Richly portrayed gothic-style tale, which had me gripped throughout.
Crimson and Bone's tagline was a 'twisted story of love and obsession', and it certainly lived up to it. With a cast of prostitutes, pre-Raphaelite artists, mysterious men and eerie vases, not to mention the gorgeously portrayed backdrops of Victorian London, Florence and Venice, this was a book that captivated me from the start, and kept me firmly hooked until the final pages.
Annie Stride, a prostitute, starts the book standing on the edge of London's Bridge of Sighs, ready to jump off and end her life. Her best friend / work companion Mary-Jane is dead - drowned in the river only a month previously, and Annie feels she has nothing left to live for, especially as she's pregnant.
A mysterious, wealthy man called Francis rescues her, and takes her back to his home, where he transforms her life completely. He's a painter and eager to portray her as a variety of different women - Jezebel, the Mary Magdalene... in fact, a wide range of fallen women. His most sinister painting features her wearing an old, tatty white dress and clutching a vase; which appears to be of utmost value for Francis.
As you might guess (without giving too much away), there's something sinister afoot, and for a long time, Annie's only real clue is the flowers that Francis has her posing with - the pungent carmelias that she soon grows to detest. A mysterious Italian, known initially as the 'rainbow man' on account of his occupation selling paints to painters, starts posing for pictures alongside Annie - but it turns out that he's more than he seems too...
There was much to love about this book. Above all else (and most importantly), it was a ripping good yarn. Well-paced and richly detailed, it kept me turning the pages well into the wee small hours of the night. I also adored the three distinct locations in England and Italy. It was very apparent that the author was intimate with all of them, because she conveys them so wonderfully, without overloading the reader with too much detail. I also loved the artistic details - the references to painting which were not only well researched but added real depth to the story.

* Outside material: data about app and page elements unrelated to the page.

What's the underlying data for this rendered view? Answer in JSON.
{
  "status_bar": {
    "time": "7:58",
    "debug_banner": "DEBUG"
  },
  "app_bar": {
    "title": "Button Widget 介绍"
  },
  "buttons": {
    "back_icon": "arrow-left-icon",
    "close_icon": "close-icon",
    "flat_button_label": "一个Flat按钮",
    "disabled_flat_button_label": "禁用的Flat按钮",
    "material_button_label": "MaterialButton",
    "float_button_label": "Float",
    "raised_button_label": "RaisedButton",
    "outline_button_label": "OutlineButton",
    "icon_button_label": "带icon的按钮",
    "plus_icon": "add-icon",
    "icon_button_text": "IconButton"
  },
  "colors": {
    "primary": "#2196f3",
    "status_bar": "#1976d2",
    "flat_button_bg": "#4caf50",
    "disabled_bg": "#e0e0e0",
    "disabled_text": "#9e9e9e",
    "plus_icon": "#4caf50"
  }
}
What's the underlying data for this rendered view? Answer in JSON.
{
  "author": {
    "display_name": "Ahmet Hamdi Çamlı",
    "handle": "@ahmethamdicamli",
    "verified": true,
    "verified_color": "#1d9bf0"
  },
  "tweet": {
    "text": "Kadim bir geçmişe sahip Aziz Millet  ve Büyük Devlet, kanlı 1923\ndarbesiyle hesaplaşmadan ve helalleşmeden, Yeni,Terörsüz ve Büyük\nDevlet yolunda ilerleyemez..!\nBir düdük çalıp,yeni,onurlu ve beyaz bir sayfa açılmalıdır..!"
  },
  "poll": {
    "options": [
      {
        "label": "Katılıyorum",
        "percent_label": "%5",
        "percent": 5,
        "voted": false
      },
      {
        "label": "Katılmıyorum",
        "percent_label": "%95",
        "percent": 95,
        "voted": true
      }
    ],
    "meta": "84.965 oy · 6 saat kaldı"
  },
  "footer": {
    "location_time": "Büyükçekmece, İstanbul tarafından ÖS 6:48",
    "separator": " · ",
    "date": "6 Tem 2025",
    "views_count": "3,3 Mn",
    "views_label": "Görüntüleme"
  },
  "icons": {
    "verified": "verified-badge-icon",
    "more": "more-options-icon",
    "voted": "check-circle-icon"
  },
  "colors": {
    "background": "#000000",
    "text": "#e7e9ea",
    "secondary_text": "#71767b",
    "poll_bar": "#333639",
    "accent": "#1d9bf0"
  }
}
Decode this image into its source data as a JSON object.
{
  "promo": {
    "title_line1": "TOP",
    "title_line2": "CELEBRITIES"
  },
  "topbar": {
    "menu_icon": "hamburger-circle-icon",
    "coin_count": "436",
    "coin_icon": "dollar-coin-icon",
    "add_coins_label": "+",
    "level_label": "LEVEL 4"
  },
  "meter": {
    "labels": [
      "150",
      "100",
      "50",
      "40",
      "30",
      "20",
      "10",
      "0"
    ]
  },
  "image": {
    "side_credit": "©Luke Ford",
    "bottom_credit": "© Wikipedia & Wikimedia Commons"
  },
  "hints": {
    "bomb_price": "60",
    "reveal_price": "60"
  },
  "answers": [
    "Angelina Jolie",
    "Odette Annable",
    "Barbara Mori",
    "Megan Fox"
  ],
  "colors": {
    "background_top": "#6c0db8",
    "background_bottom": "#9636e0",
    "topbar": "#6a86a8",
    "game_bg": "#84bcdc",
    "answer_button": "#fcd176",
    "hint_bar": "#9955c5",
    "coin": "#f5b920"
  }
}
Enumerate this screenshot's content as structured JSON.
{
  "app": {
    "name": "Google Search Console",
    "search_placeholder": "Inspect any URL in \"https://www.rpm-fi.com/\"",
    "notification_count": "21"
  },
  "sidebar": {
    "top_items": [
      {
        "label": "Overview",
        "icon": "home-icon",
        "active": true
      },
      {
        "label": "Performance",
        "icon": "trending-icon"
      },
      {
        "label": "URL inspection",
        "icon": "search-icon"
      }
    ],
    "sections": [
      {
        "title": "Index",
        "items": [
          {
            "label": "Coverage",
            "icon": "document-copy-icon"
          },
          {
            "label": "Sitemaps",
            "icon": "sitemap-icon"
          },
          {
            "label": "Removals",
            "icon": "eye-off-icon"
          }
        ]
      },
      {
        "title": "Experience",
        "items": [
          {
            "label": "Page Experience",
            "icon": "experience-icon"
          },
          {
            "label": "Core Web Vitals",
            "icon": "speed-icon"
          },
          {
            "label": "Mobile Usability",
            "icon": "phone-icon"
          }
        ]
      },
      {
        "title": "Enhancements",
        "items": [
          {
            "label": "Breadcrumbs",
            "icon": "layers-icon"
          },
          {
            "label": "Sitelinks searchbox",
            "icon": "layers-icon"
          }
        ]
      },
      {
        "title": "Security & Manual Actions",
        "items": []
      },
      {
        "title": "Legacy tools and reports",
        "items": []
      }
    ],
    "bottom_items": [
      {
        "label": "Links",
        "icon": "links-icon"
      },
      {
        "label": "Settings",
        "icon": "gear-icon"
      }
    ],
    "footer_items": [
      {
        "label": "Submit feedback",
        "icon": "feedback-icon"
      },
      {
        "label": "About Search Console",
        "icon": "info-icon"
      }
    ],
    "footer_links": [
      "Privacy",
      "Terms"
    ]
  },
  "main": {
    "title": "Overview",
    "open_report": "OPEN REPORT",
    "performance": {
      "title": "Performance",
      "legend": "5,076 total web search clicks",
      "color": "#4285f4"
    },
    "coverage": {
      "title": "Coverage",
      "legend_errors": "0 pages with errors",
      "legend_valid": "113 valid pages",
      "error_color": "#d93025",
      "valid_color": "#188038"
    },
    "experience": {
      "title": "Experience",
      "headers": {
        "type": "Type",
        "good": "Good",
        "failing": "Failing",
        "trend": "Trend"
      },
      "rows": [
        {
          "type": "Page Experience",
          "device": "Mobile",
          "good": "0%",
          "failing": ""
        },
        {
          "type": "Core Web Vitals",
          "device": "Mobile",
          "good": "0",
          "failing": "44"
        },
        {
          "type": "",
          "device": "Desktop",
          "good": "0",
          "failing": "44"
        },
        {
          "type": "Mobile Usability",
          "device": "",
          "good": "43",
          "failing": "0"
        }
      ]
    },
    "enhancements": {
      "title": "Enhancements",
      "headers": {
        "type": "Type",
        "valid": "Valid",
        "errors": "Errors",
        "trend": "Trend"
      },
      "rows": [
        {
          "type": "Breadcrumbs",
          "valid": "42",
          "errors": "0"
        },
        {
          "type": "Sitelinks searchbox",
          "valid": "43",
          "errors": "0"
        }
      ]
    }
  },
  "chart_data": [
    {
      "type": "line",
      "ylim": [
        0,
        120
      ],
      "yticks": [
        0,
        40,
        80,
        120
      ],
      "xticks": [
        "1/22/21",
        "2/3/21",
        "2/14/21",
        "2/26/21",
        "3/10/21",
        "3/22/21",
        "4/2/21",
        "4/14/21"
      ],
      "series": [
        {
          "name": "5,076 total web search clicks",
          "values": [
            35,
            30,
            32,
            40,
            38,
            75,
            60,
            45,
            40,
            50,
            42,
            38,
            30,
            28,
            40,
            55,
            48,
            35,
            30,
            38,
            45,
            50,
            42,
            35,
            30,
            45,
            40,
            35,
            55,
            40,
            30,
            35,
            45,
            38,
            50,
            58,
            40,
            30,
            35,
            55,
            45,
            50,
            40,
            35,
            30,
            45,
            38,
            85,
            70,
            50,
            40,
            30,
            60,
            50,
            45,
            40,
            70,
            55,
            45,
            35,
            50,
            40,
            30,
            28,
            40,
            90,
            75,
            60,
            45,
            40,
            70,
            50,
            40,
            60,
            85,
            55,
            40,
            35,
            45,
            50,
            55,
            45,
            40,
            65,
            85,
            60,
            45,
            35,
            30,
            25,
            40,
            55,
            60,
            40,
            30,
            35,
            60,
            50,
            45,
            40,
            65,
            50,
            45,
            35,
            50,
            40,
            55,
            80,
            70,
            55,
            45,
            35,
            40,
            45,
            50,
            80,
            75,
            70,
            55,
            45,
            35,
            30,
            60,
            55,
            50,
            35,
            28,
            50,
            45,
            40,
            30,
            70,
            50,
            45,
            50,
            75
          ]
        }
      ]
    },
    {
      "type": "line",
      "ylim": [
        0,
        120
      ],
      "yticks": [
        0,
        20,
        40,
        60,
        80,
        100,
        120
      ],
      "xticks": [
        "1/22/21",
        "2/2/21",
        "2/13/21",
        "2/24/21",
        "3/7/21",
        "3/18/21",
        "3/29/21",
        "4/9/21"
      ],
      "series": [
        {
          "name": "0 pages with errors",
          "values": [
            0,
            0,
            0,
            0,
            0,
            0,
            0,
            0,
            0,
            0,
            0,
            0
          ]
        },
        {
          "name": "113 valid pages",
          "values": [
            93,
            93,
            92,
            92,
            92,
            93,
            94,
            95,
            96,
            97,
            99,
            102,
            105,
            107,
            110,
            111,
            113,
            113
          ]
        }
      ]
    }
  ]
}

The end had me surprised, and the final conclusion was satisfying, to say the least. A thoroughly enjoyable read, and one I'd recommend, particularly if you enjoy darker mysteries and 'rags to riches' stories such as The Crimson Petal and the White.